#### [REQUIRED ACTION]
Copy every line below that has the word "title" in it.

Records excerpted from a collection

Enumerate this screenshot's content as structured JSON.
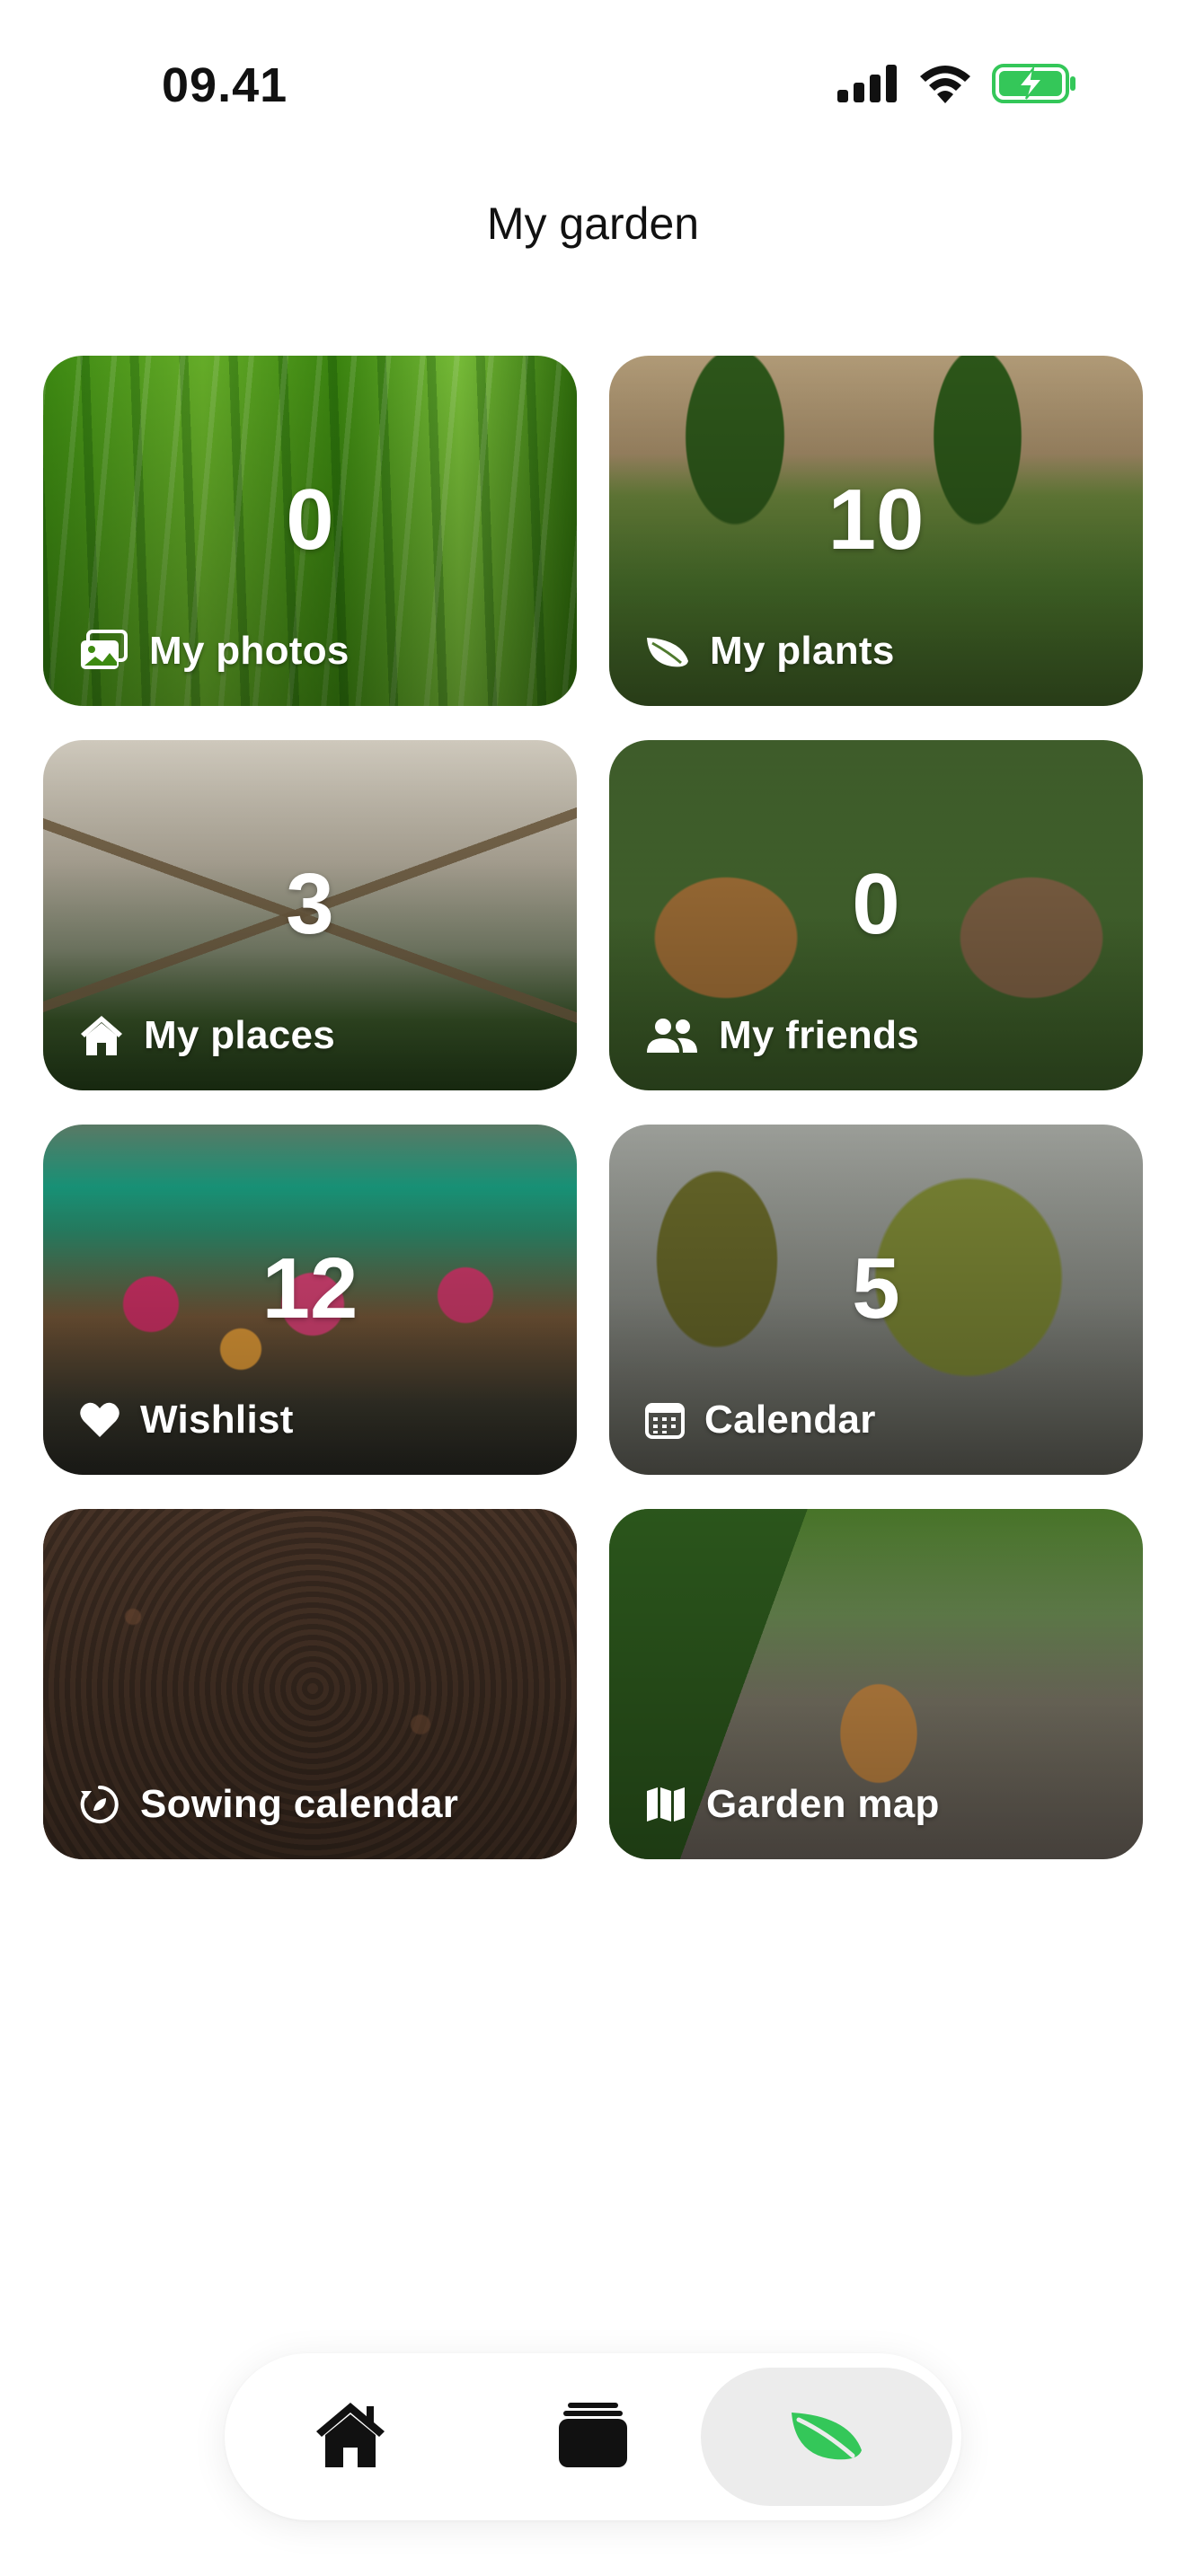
{
  "status_bar": {
    "time": "09.41",
    "icons": [
      "cellular-signal-icon",
      "wifi-icon",
      "battery-charging-icon"
    ],
    "battery_color": "#34c759"
  },
  "header": {
    "title": "My garden"
  },
  "tiles": [
    {
      "label": "My photos",
      "count": "0",
      "icon": "photos-icon"
    },
    {
      "label": "My plants",
      "count": "10",
      "icon": "leaf-icon"
    },
    {
      "label": "My places",
      "count": "3",
      "icon": "house-icon"
    },
    {
      "label": "My friends",
      "count": "0",
      "icon": "people-icon"
    },
    {
      "label": "Wishlist",
      "count": "12",
      "icon": "heart-icon"
    },
    {
      "label": "Calendar",
      "count": "5",
      "icon": "calendar-icon"
    },
    {
      "label": "Sowing calendar",
      "count": "",
      "icon": "sowing-cycle-icon"
    },
    {
      "label": "Garden map",
      "count": "",
      "icon": "map-icon"
    }
  ],
  "tabbar": {
    "tabs": [
      {
        "icon": "home-icon",
        "active": false
      },
      {
        "icon": "stack-icon",
        "active": false
      },
      {
        "icon": "leaf-icon",
        "active": true
      }
    ],
    "active_color": "#34c759",
    "inactive_color": "#111111"
  }
}
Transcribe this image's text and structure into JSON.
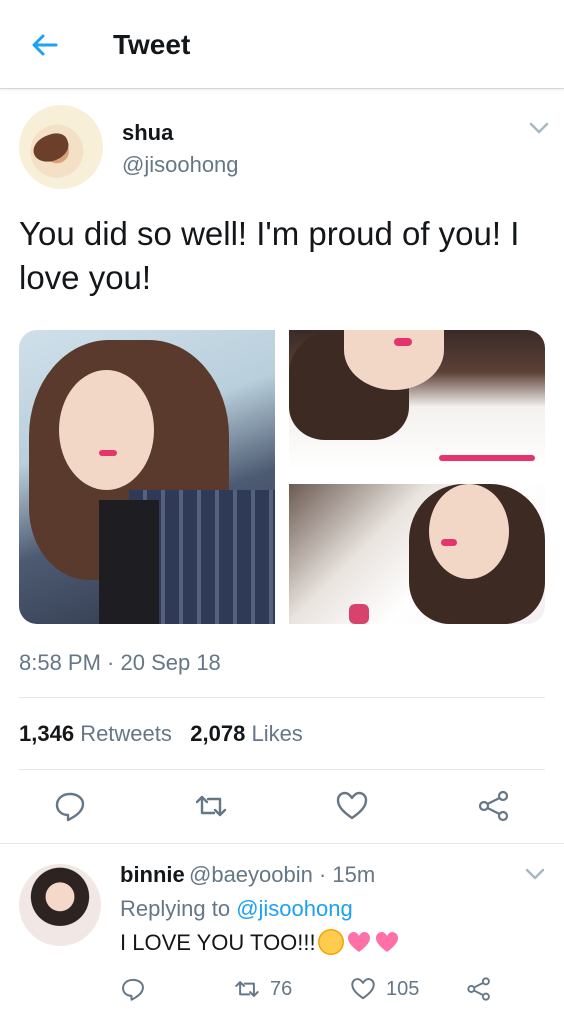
{
  "header": {
    "title": "Tweet",
    "accent": "#1da1f2"
  },
  "tweet": {
    "author_name": "shua",
    "author_handle": "@jisoohong",
    "text": "You did so well! I'm proud of you! I love you!",
    "timestamp": "8:58 PM · 20 Sep 18",
    "retweets_count": "1,346",
    "retweets_label": "Retweets",
    "likes_count": "2,078",
    "likes_label": "Likes",
    "actions": [
      "reply-icon",
      "retweet-icon",
      "heart-icon",
      "share-icon"
    ],
    "photos": [
      "photo-1",
      "photo-2",
      "photo-3"
    ]
  },
  "reply": {
    "name": "binnie",
    "handle_time": "@baeyoobin · 15m",
    "replying_prefix": "Replying to",
    "replying_handle": "@jisoohong",
    "text": "I LOVE YOU TOO!!!",
    "emojis": [
      "crying-face-icon",
      "heart-icon",
      "heart-icon"
    ],
    "retweets": "76",
    "likes": "105"
  },
  "colors": {
    "muted": "#657786",
    "text": "#14171a",
    "link": "#1da1f2",
    "divider": "#e1e8ed"
  }
}
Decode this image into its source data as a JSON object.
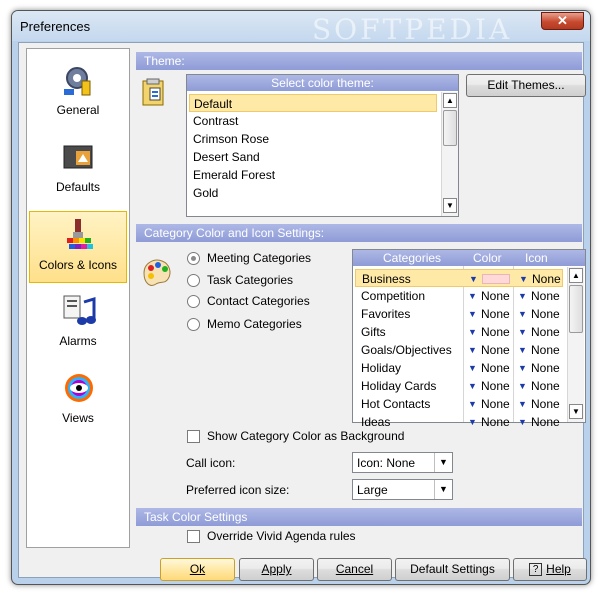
{
  "window": {
    "title": "Preferences",
    "watermark": "SOFTPEDIA",
    "close_glyph": "✕"
  },
  "sidebar": {
    "items": [
      {
        "label": "General",
        "icon": "gear-icon"
      },
      {
        "label": "Defaults",
        "icon": "folder-defaults-icon"
      },
      {
        "label": "Colors & Icons",
        "icon": "paintbrush-icon",
        "selected": true
      },
      {
        "label": "Alarms",
        "icon": "alarm-music-icon"
      },
      {
        "label": "Views",
        "icon": "eye-views-icon"
      }
    ]
  },
  "theme": {
    "section_label": "Theme:",
    "list_header": "Select color theme:",
    "items": [
      "Default",
      "Contrast",
      "Crimson Rose",
      "Desert Sand",
      "Emerald Forest",
      "Gold"
    ],
    "selected": "Default",
    "edit_button": "Edit Themes..."
  },
  "category": {
    "section_label": "Category Color and Icon Settings:",
    "radios": [
      {
        "label": "Meeting Categories",
        "checked": true
      },
      {
        "label": "Task Categories",
        "checked": false
      },
      {
        "label": "Contact Categories",
        "checked": false
      },
      {
        "label": "Memo Categories",
        "checked": false
      }
    ],
    "table": {
      "columns": [
        "Categories",
        "Color",
        "Icon"
      ],
      "rows": [
        {
          "name": "Business",
          "color": "",
          "icon": "None",
          "selected": true
        },
        {
          "name": "Competition",
          "color": "None",
          "icon": "None"
        },
        {
          "name": "Favorites",
          "color": "None",
          "icon": "None"
        },
        {
          "name": "Gifts",
          "color": "None",
          "icon": "None"
        },
        {
          "name": "Goals/Objectives",
          "color": "None",
          "icon": "None"
        },
        {
          "name": "Holiday",
          "color": "None",
          "icon": "None"
        },
        {
          "name": "Holiday Cards",
          "color": "None",
          "icon": "None"
        },
        {
          "name": "Hot Contacts",
          "color": "None",
          "icon": "None"
        },
        {
          "name": "Ideas",
          "color": "None",
          "icon": "None"
        }
      ]
    },
    "show_category_color_label": "Show Category Color as Background",
    "call_icon_label": "Call icon:",
    "call_icon_value": "Icon: None",
    "preferred_size_label": "Preferred icon size:",
    "preferred_size_value": "Large"
  },
  "task_color": {
    "section_label": "Task Color Settings",
    "override_label": "Override Vivid Agenda rules"
  },
  "buttons": {
    "ok": "Ok",
    "apply": "Apply",
    "cancel": "Cancel",
    "default_settings": "Default Settings",
    "help": "Help"
  },
  "colors": {
    "accent": "#8e9bd6",
    "selection": "#ffe9a6",
    "swatch_business": "#ffd8d8"
  }
}
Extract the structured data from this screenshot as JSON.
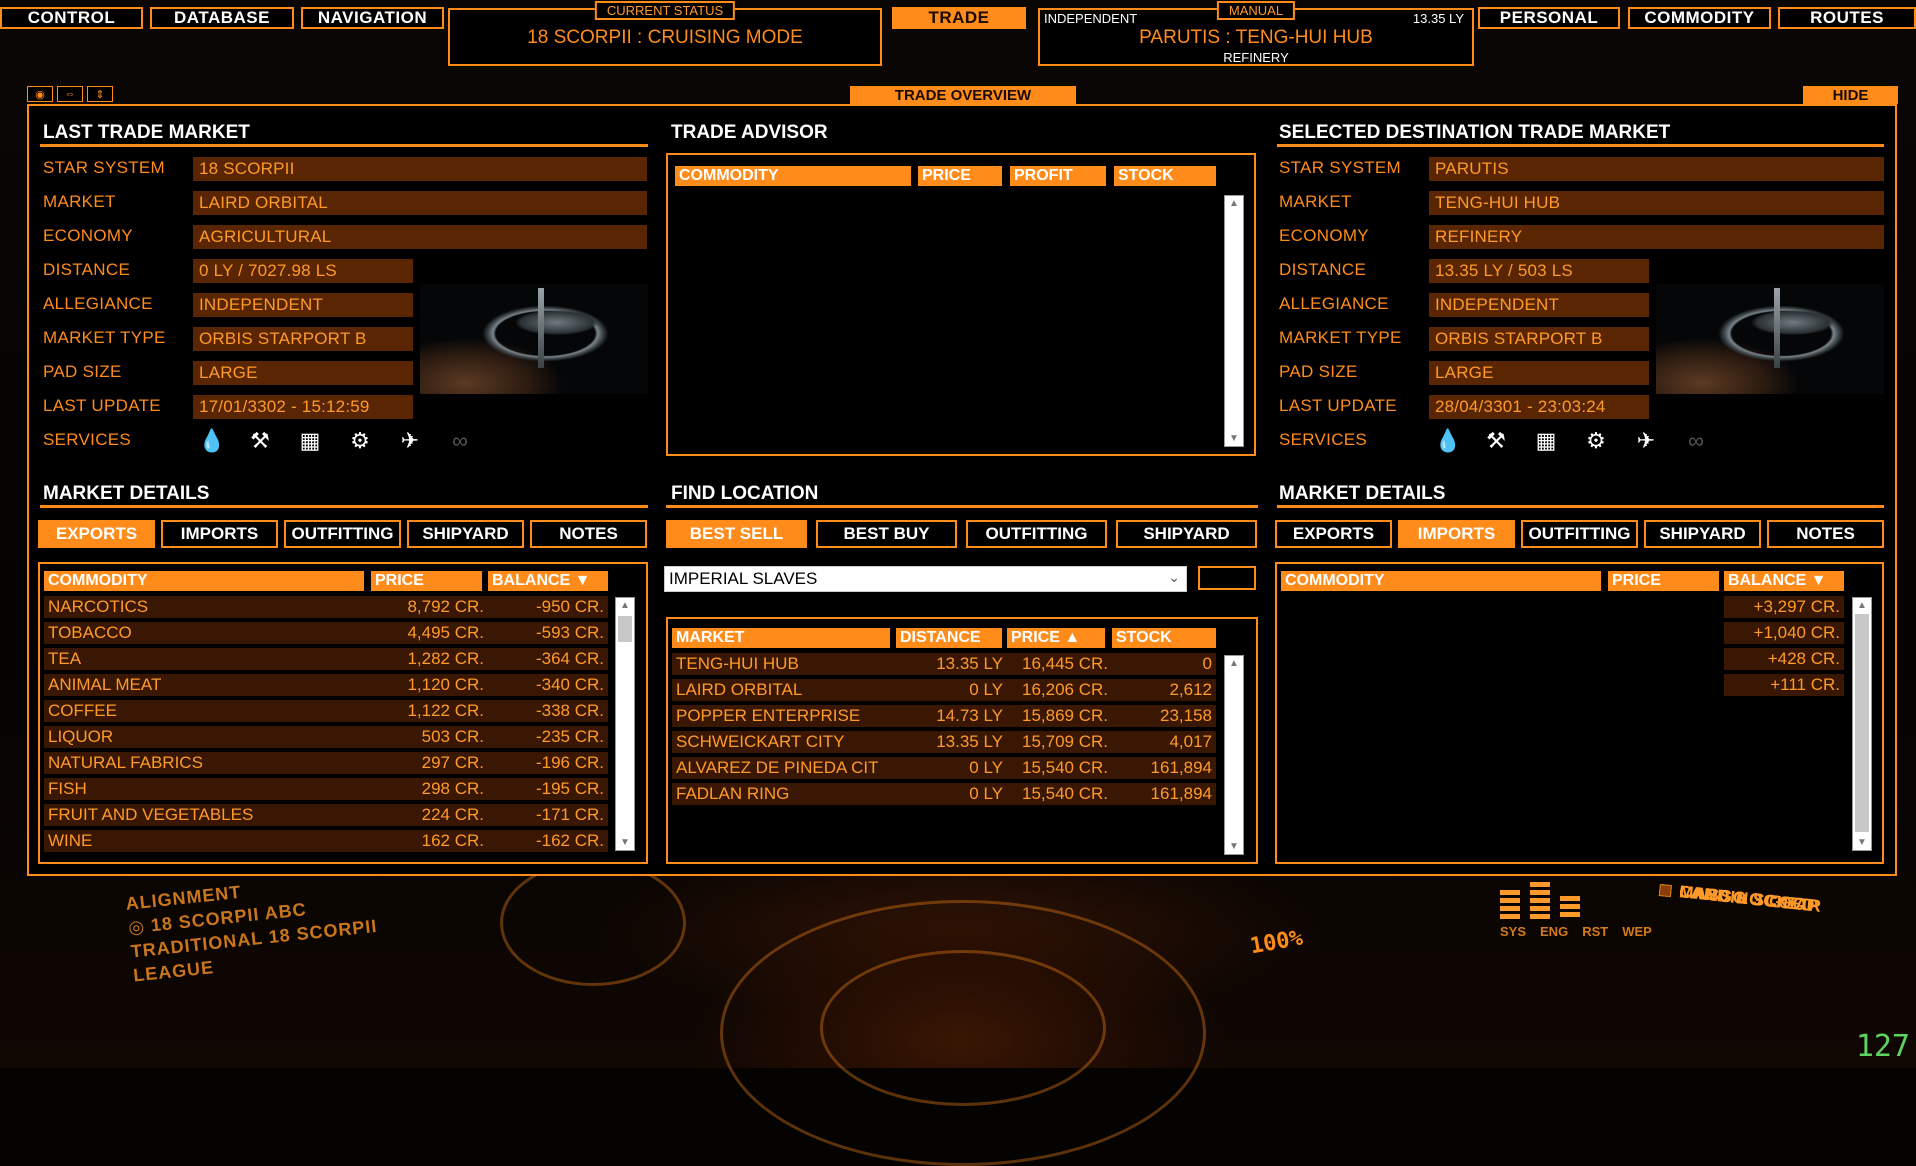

#### [RESULT OF THE EXERCISE]
    "title": "My garden"
    "title": "Tweet",
    "title": "Preferences",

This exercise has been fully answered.